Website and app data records

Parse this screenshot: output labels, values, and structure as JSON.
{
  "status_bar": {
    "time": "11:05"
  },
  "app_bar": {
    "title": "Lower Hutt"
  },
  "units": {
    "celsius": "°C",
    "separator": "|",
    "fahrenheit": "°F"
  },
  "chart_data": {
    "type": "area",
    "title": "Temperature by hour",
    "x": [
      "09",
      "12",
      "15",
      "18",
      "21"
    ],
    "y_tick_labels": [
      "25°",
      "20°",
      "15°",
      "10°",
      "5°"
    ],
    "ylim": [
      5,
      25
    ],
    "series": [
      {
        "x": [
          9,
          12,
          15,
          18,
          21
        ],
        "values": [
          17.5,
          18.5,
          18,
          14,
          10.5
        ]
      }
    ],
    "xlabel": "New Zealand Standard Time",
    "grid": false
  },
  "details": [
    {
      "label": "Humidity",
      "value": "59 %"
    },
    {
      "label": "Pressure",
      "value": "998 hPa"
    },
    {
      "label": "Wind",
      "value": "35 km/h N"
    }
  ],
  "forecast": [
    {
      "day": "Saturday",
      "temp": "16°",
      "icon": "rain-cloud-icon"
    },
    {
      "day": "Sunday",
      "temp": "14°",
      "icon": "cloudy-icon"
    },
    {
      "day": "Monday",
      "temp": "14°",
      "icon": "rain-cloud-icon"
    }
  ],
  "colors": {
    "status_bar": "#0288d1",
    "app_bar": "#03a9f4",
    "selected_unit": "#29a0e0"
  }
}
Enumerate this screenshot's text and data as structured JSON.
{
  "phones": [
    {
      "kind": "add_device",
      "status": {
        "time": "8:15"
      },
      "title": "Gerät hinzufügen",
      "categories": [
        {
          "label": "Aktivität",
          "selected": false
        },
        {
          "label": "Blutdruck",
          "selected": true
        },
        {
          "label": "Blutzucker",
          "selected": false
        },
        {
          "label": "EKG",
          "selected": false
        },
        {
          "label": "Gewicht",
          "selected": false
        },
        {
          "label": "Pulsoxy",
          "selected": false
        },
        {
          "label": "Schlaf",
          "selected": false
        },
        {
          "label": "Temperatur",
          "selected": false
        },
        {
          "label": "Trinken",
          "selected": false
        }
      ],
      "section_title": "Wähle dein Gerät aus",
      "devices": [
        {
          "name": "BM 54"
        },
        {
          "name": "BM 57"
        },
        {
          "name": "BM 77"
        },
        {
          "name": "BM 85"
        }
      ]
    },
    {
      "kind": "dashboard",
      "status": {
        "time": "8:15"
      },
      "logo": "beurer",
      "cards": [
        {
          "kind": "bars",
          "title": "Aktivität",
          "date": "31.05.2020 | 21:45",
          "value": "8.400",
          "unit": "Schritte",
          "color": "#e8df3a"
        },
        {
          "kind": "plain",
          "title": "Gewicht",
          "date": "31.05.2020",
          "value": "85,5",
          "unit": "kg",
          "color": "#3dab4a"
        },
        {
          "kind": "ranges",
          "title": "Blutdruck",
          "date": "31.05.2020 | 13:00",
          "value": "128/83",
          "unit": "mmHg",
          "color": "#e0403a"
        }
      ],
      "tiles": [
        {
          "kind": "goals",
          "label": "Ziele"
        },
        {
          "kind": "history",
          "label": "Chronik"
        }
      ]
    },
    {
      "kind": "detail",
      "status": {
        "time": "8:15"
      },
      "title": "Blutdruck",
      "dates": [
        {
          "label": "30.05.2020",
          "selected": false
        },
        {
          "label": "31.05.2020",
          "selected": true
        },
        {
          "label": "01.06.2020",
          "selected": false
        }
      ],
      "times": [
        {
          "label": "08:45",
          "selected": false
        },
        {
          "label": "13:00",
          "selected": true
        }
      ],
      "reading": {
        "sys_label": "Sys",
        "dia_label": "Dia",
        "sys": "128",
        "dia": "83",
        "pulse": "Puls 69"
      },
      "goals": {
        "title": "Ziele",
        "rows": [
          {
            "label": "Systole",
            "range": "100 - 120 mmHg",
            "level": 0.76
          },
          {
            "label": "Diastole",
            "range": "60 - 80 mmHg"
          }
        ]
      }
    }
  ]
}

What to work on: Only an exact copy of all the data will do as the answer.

Task answer:
Parse this screenshot: output labels, values, and structure as JSON.
{
  "status_bar": {
    "time": "11:05"
  },
  "app_bar": {
    "title": "Lower Hutt"
  },
  "units": {
    "celsius": "°C",
    "separator": "|",
    "fahrenheit": "°F"
  },
  "chart_data": {
    "type": "area",
    "title": "Temperature by hour",
    "x": [
      "09",
      "12",
      "15",
      "18",
      "21"
    ],
    "y_tick_labels": [
      "25°",
      "20°",
      "15°",
      "10°",
      "5°"
    ],
    "ylim": [
      5,
      25
    ],
    "series": [
      {
        "x": [
          9,
          12,
          15,
          18,
          21
        ],
        "values": [
          17.5,
          18.5,
          18,
          14,
          10.5
        ]
      }
    ],
    "xlabel": "New Zealand Standard Time",
    "grid": false
  },
  "details": [
    {
      "label": "Humidity",
      "value": "59 %"
    },
    {
      "label": "Pressure",
      "value": "998 hPa"
    },
    {
      "label": "Wind",
      "value": "35 km/h N"
    }
  ],
  "forecast": [
    {
      "day": "Saturday",
      "temp": "16°",
      "icon": "rain-cloud-icon"
    },
    {
      "day": "Sunday",
      "temp": "14°",
      "icon": "cloudy-icon"
    },
    {
      "day": "Monday",
      "temp": "14°",
      "icon": "rain-cloud-icon"
    }
  ],
  "colors": {
    "status_bar": "#0288d1",
    "app_bar": "#03a9f4",
    "selected_unit": "#29a0e0"
  }
}
Enumerate this screenshot's text and data as structured JSON.
{
  "phones": [
    {
      "kind": "add_device",
      "status": {
        "time": "8:15"
      },
      "title": "Gerät hinzufügen",
      "categories": [
        {
          "label": "Aktivität",
          "selected": false
        },
        {
          "label": "Blutdruck",
          "selected": true
        },
        {
          "label": "Blutzucker",
          "selected": false
        },
        {
          "label": "EKG",
          "selected": false
        },
        {
          "label": "Gewicht",
          "selected": false
        },
        {
          "label": "Pulsoxy",
          "selected": false
        },
        {
          "label": "Schlaf",
          "selected": false
        },
        {
          "label": "Temperatur",
          "selected": false
        },
        {
          "label": "Trinken",
          "selected": false
        }
      ],
      "section_title": "Wähle dein Gerät aus",
      "devices": [
        {
          "name": "BM 54"
        },
        {
          "name": "BM 57"
        },
        {
          "name": "BM 77"
        },
        {
          "name": "BM 85"
        }
      ]
    },
    {
      "kind": "dashboard",
      "status": {
        "time": "8:15"
      },
      "logo": "beurer",
      "cards": [
        {
          "kind": "bars",
          "title": "Aktivität",
          "date": "31.05.2020 | 21:45",
          "value": "8.400",
          "unit": "Schritte",
          "color": "#e8df3a"
        },
        {
          "kind": "plain",
          "title": "Gewicht",
          "date": "31.05.2020",
          "value": "85,5",
          "unit": "kg",
          "color": "#3dab4a"
        },
        {
          "kind": "ranges",
          "title": "Blutdruck",
          "date": "31.05.2020 | 13:00",
          "value": "128/83",
          "unit": "mmHg",
          "color": "#e0403a"
        }
      ],
      "tiles": [
        {
          "kind": "goals",
          "label": "Ziele"
        },
        {
          "kind": "history",
          "label": "Chronik"
        }
      ]
    },
    {
      "kind": "detail",
      "status": {
        "time": "8:15"
      },
      "title": "Blutdruck",
      "dates": [
        {
          "label": "30.05.2020",
          "selected": false
        },
        {
          "label": "31.05.2020",
          "selected": true
        },
        {
          "label": "01.06.2020",
          "selected": false
        }
      ],
      "times": [
        {
          "label": "08:45",
          "selected": false
        },
        {
          "label": "13:00",
          "selected": true
        }
      ],
      "reading": {
        "sys_label": "Sys",
        "dia_label": "Dia",
        "sys": "128",
        "dia": "83",
        "pulse": "Puls 69"
      },
      "goals": {
        "title": "Ziele",
        "rows": [
          {
            "label": "Systole",
            "range": "100 - 120 mmHg",
            "level": 0.76
          },
          {
            "label": "Diastole",
            "range": "60 - 80 mmHg"
          }
        ]
      }
    }
  ]
}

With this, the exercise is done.